=== Requirement ===
Among the lines below, copy each one in which "comments" appears.

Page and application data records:
○ ○ ○ ○ ○

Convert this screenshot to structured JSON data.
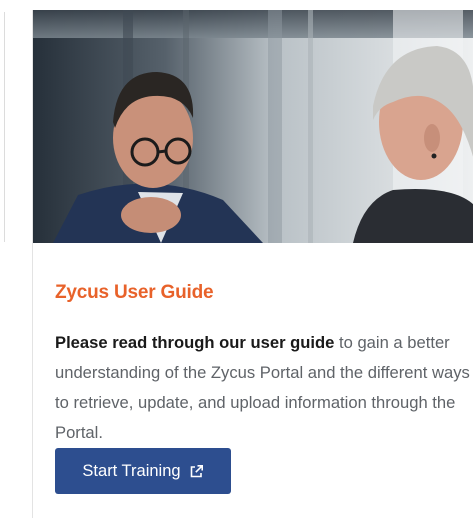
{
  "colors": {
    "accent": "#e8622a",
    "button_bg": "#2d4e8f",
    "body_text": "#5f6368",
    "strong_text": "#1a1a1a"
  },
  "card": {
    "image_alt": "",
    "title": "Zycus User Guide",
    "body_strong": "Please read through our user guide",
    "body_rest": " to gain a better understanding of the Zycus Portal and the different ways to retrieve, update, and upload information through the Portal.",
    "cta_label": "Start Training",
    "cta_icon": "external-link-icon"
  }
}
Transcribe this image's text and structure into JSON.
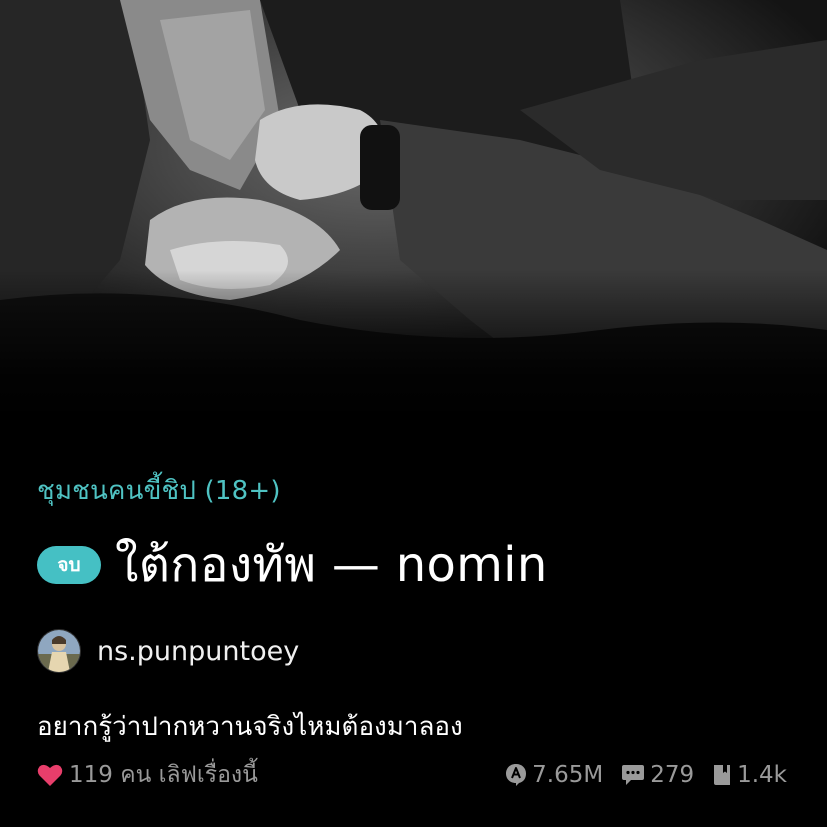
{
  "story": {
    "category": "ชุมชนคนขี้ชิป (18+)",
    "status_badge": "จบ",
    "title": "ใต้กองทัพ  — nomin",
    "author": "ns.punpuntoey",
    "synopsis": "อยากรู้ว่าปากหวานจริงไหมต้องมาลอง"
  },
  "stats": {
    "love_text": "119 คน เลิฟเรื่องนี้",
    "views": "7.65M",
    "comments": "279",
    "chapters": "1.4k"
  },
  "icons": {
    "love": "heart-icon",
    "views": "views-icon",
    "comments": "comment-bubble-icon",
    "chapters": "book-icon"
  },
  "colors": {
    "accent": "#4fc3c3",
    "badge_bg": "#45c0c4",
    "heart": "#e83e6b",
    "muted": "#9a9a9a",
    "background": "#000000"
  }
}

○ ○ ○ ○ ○

=== Written solution ===
    "comments": "279",
    "comments": "comment-bubble-icon",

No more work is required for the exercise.